Required action => From the listing below, extract each line containing the string "Options".
═════ Data supplied ═════
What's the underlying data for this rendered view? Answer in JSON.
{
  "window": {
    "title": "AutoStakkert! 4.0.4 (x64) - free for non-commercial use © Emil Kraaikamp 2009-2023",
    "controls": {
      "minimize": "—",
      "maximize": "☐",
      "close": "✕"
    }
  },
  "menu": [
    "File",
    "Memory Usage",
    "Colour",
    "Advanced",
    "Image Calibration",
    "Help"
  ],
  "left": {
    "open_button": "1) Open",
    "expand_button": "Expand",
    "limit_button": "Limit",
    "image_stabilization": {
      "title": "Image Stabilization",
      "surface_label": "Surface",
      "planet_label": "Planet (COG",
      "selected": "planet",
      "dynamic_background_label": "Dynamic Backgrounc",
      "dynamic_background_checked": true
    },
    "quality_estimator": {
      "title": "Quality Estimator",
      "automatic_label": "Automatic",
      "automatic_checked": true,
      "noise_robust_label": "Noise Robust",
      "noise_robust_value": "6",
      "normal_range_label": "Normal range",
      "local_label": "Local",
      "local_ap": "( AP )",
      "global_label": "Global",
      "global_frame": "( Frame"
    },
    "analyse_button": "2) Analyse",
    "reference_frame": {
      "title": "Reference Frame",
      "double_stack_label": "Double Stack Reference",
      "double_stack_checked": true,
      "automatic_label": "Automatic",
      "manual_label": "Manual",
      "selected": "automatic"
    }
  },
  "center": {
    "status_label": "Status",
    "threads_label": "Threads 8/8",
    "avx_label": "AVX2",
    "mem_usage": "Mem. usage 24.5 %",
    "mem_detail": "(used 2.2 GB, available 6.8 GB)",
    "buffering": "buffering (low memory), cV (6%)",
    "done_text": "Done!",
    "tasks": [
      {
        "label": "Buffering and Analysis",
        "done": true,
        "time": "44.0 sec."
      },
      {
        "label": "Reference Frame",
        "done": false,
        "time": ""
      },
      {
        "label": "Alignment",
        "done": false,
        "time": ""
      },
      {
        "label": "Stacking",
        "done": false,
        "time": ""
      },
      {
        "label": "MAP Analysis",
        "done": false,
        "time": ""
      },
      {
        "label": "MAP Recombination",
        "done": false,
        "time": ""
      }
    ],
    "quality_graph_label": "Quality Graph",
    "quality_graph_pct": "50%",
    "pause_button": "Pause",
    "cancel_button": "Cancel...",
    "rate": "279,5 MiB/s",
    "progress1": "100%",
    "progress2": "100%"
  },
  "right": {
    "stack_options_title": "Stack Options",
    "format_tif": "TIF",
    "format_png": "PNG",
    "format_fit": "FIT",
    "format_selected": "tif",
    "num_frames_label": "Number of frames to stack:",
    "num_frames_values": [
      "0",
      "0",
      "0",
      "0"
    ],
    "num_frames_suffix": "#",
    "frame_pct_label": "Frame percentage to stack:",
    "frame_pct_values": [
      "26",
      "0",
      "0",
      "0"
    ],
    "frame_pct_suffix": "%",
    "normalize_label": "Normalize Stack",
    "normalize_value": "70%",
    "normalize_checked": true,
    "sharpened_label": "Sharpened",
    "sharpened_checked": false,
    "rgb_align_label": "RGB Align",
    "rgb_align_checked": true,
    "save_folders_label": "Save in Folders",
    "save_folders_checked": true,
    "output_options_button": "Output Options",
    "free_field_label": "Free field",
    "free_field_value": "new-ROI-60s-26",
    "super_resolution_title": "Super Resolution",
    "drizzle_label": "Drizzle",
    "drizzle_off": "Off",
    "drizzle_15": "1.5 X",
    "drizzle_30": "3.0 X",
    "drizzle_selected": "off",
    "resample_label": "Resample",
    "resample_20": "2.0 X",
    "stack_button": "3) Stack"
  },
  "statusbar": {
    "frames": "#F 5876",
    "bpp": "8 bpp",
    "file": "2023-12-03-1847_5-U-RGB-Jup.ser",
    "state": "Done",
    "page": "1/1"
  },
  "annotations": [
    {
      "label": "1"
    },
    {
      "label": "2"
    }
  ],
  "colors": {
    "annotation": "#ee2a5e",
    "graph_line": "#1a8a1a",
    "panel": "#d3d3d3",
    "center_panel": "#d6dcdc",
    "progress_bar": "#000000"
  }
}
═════
Answer box =>
    "stack_options_title": "Stack Options",
    "output_options_button": "Output Options",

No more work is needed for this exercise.